• _WHAT YOU NEED TO DO_
The expected output is every line below, reproduced exactly.

Items listed in a dataset:
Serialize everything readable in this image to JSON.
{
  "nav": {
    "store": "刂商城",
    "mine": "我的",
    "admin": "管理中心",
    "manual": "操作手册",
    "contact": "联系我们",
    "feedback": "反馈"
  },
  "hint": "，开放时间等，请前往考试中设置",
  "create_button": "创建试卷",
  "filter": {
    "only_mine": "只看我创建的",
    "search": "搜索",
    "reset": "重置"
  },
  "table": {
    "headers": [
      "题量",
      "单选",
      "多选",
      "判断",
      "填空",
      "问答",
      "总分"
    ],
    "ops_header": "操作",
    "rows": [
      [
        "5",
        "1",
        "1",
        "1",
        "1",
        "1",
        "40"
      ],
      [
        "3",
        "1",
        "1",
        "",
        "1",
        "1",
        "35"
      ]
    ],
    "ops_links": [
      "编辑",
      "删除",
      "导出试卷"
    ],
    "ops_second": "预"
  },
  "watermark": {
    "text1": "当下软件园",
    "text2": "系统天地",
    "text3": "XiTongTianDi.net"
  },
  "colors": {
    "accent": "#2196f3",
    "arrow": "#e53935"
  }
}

• _EXERCISE RESPONSE_
Serialize everything readable in this image to JSON.
{
  "nav": {
    "store": "刂商城",
    "mine": "我的",
    "admin": "管理中心",
    "manual": "操作手册",
    "contact": "联系我们",
    "feedback": "反馈"
  },
  "hint": "，开放时间等，请前往考试中设置",
  "create_button": "创建试卷",
  "filter": {
    "only_mine": "只看我创建的",
    "search": "搜索",
    "reset": "重置"
  },
  "table": {
    "headers": [
      "题量",
      "单选",
      "多选",
      "判断",
      "填空",
      "问答",
      "总分"
    ],
    "ops_header": "操作",
    "rows": [
      [
        "5",
        "1",
        "1",
        "1",
        "1",
        "1",
        "40"
      ],
      [
        "3",
        "1",
        "1",
        "",
        "1",
        "1",
        "35"
      ]
    ],
    "ops_links": [
      "编辑",
      "删除",
      "导出试卷"
    ],
    "ops_second": "预"
  },
  "watermark": {
    "text1": "当下软件园",
    "text2": "系统天地",
    "text3": "XiTongTianDi.net"
  },
  "colors": {
    "accent": "#2196f3",
    "arrow": "#e53935"
  }
}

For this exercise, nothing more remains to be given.